Each record must appear in your answer exactly as it does below.

BEGIN

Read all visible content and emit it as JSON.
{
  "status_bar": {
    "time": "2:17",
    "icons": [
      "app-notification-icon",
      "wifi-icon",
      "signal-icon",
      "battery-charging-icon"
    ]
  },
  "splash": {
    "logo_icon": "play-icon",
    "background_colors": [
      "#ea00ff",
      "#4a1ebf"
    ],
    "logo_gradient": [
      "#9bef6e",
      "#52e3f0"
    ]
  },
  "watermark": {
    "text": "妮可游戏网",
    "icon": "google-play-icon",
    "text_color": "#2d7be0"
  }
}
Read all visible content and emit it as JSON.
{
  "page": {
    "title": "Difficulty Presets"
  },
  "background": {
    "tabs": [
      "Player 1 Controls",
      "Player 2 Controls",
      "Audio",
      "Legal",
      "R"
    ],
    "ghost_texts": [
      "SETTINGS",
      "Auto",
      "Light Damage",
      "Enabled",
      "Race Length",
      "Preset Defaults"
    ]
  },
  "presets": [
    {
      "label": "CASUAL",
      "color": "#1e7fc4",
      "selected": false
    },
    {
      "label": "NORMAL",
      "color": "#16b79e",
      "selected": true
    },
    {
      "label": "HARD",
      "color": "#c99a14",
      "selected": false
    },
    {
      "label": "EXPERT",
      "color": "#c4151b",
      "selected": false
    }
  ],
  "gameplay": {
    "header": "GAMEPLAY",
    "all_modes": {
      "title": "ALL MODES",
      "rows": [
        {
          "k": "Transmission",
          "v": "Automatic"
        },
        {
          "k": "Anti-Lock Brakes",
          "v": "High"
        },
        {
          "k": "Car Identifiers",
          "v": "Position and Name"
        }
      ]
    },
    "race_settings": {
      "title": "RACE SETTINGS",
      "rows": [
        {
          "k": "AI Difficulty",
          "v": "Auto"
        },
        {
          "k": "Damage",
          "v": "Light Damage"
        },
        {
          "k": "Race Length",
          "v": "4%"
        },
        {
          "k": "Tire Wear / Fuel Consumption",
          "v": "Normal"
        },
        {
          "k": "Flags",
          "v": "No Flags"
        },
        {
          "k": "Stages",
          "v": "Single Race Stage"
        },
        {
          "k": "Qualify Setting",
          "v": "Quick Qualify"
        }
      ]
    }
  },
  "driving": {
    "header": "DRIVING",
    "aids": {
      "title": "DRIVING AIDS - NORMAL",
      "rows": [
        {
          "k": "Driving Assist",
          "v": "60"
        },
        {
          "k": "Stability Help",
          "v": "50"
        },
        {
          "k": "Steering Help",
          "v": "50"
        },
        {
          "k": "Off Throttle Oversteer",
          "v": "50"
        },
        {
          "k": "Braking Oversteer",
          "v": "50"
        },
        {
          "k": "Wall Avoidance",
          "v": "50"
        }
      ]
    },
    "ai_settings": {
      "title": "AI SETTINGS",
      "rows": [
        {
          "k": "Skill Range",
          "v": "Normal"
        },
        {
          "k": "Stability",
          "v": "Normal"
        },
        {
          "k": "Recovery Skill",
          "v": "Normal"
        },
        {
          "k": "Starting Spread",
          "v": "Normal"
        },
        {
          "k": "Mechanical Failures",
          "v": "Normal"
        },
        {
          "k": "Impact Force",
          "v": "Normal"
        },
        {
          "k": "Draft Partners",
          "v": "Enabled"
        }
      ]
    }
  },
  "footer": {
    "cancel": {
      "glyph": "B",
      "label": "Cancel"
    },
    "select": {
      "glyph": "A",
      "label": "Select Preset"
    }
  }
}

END

__YOUR RESPONSE__:
Read all visible content and emit it as JSON.
{
  "status_bar": {
    "time": "2:17",
    "icons": [
      "app-notification-icon",
      "wifi-icon",
      "signal-icon",
      "battery-charging-icon"
    ]
  },
  "splash": {
    "logo_icon": "play-icon",
    "background_colors": [
      "#ea00ff",
      "#4a1ebf"
    ],
    "logo_gradient": [
      "#9bef6e",
      "#52e3f0"
    ]
  },
  "watermark": {
    "text": "妮可游戏网",
    "icon": "google-play-icon",
    "text_color": "#2d7be0"
  }
}
Read all visible content and emit it as JSON.
{
  "page": {
    "title": "Difficulty Presets"
  },
  "background": {
    "tabs": [
      "Player 1 Controls",
      "Player 2 Controls",
      "Audio",
      "Legal",
      "R"
    ],
    "ghost_texts": [
      "SETTINGS",
      "Auto",
      "Light Damage",
      "Enabled",
      "Race Length",
      "Preset Defaults"
    ]
  },
  "presets": [
    {
      "label": "CASUAL",
      "color": "#1e7fc4",
      "selected": false
    },
    {
      "label": "NORMAL",
      "color": "#16b79e",
      "selected": true
    },
    {
      "label": "HARD",
      "color": "#c99a14",
      "selected": false
    },
    {
      "label": "EXPERT",
      "color": "#c4151b",
      "selected": false
    }
  ],
  "gameplay": {
    "header": "GAMEPLAY",
    "all_modes": {
      "title": "ALL MODES",
      "rows": [
        {
          "k": "Transmission",
          "v": "Automatic"
        },
        {
          "k": "Anti-Lock Brakes",
          "v": "High"
        },
        {
          "k": "Car Identifiers",
          "v": "Position and Name"
        }
      ]
    },
    "race_settings": {
      "title": "RACE SETTINGS",
      "rows": [
        {
          "k": "AI Difficulty",
          "v": "Auto"
        },
        {
          "k": "Damage",
          "v": "Light Damage"
        },
        {
          "k": "Race Length",
          "v": "4%"
        },
        {
          "k": "Tire Wear / Fuel Consumption",
          "v": "Normal"
        },
        {
          "k": "Flags",
          "v": "No Flags"
        },
        {
          "k": "Stages",
          "v": "Single Race Stage"
        },
        {
          "k": "Qualify Setting",
          "v": "Quick Qualify"
        }
      ]
    }
  },
  "driving": {
    "header": "DRIVING",
    "aids": {
      "title": "DRIVING AIDS - NORMAL",
      "rows": [
        {
          "k": "Driving Assist",
          "v": "60"
        },
        {
          "k": "Stability Help",
          "v": "50"
        },
        {
          "k": "Steering Help",
          "v": "50"
        },
        {
          "k": "Off Throttle Oversteer",
          "v": "50"
        },
        {
          "k": "Braking Oversteer",
          "v": "50"
        },
        {
          "k": "Wall Avoidance",
          "v": "50"
        }
      ]
    },
    "ai_settings": {
      "title": "AI SETTINGS",
      "rows": [
        {
          "k": "Skill Range",
          "v": "Normal"
        },
        {
          "k": "Stability",
          "v": "Normal"
        },
        {
          "k": "Recovery Skill",
          "v": "Normal"
        },
        {
          "k": "Starting Spread",
          "v": "Normal"
        },
        {
          "k": "Mechanical Failures",
          "v": "Normal"
        },
        {
          "k": "Impact Force",
          "v": "Normal"
        },
        {
          "k": "Draft Partners",
          "v": "Enabled"
        }
      ]
    }
  },
  "footer": {
    "cancel": {
      "glyph": "B",
      "label": "Cancel"
    },
    "select": {
      "glyph": "A",
      "label": "Select Preset"
    }
  }
}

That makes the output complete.